(DATA UNDER STUDY begins)

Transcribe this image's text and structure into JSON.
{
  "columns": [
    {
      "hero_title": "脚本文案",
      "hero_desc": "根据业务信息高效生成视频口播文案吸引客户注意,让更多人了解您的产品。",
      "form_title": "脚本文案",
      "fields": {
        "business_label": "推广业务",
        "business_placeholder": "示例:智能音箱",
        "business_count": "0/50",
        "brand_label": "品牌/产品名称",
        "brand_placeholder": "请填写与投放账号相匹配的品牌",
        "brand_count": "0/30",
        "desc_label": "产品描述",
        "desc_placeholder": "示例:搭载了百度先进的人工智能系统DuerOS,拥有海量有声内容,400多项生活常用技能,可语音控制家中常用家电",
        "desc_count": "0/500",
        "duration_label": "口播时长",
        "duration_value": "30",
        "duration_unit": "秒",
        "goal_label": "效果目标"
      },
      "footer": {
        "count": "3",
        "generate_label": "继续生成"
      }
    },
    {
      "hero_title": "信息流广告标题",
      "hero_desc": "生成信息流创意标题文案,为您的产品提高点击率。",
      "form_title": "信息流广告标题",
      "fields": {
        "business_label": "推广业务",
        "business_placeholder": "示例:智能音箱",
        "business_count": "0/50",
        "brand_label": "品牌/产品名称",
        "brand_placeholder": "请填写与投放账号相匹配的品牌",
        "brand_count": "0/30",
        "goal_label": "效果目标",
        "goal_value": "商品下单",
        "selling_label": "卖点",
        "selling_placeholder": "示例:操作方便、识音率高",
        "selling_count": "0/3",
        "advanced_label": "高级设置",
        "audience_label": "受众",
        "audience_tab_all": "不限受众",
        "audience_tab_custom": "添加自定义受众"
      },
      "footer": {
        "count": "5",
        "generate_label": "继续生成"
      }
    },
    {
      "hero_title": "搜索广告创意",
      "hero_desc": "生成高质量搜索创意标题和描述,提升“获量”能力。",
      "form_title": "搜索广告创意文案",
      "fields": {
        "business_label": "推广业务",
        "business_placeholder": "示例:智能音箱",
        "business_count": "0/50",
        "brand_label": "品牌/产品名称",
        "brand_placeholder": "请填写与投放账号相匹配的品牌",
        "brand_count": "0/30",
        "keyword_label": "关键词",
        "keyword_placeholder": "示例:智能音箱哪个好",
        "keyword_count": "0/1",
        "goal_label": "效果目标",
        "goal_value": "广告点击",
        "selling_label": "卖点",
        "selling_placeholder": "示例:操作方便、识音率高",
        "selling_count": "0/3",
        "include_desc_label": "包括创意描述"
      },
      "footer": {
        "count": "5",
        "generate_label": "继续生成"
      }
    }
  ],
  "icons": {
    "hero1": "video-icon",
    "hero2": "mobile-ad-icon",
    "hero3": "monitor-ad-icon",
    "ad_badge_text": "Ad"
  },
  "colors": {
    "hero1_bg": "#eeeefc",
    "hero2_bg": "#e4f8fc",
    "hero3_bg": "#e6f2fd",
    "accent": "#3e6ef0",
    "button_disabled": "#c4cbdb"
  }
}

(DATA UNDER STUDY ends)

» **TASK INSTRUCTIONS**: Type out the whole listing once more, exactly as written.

» **WRITTEN ANSWER**:
Transcribe this image's text and structure into JSON.
{
  "columns": [
    {
      "hero_title": "脚本文案",
      "hero_desc": "根据业务信息高效生成视频口播文案吸引客户注意,让更多人了解您的产品。",
      "form_title": "脚本文案",
      "fields": {
        "business_label": "推广业务",
        "business_placeholder": "示例:智能音箱",
        "business_count": "0/50",
        "brand_label": "品牌/产品名称",
        "brand_placeholder": "请填写与投放账号相匹配的品牌",
        "brand_count": "0/30",
        "desc_label": "产品描述",
        "desc_placeholder": "示例:搭载了百度先进的人工智能系统DuerOS,拥有海量有声内容,400多项生活常用技能,可语音控制家中常用家电",
        "desc_count": "0/500",
        "duration_label": "口播时长",
        "duration_value": "30",
        "duration_unit": "秒",
        "goal_label": "效果目标"
      },
      "footer": {
        "count": "3",
        "generate_label": "继续生成"
      }
    },
    {
      "hero_title": "信息流广告标题",
      "hero_desc": "生成信息流创意标题文案,为您的产品提高点击率。",
      "form_title": "信息流广告标题",
      "fields": {
        "business_label": "推广业务",
        "business_placeholder": "示例:智能音箱",
        "business_count": "0/50",
        "brand_label": "品牌/产品名称",
        "brand_placeholder": "请填写与投放账号相匹配的品牌",
        "brand_count": "0/30",
        "goal_label": "效果目标",
        "goal_value": "商品下单",
        "selling_label": "卖点",
        "selling_placeholder": "示例:操作方便、识音率高",
        "selling_count": "0/3",
        "advanced_label": "高级设置",
        "audience_label": "受众",
        "audience_tab_all": "不限受众",
        "audience_tab_custom": "添加自定义受众"
      },
      "footer": {
        "count": "5",
        "generate_label": "继续生成"
      }
    },
    {
      "hero_title": "搜索广告创意",
      "hero_desc": "生成高质量搜索创意标题和描述,提升“获量”能力。",
      "form_title": "搜索广告创意文案",
      "fields": {
        "business_label": "推广业务",
        "business_placeholder": "示例:智能音箱",
        "business_count": "0/50",
        "brand_label": "品牌/产品名称",
        "brand_placeholder": "请填写与投放账号相匹配的品牌",
        "brand_count": "0/30",
        "keyword_label": "关键词",
        "keyword_placeholder": "示例:智能音箱哪个好",
        "keyword_count": "0/1",
        "goal_label": "效果目标",
        "goal_value": "广告点击",
        "selling_label": "卖点",
        "selling_placeholder": "示例:操作方便、识音率高",
        "selling_count": "0/3",
        "include_desc_label": "包括创意描述"
      },
      "footer": {
        "count": "5",
        "generate_label": "继续生成"
      }
    }
  ],
  "icons": {
    "hero1": "video-icon",
    "hero2": "mobile-ad-icon",
    "hero3": "monitor-ad-icon",
    "ad_badge_text": "Ad"
  },
  "colors": {
    "hero1_bg": "#eeeefc",
    "hero2_bg": "#e4f8fc",
    "hero3_bg": "#e6f2fd",
    "accent": "#3e6ef0",
    "button_disabled": "#c4cbdb"
  }
}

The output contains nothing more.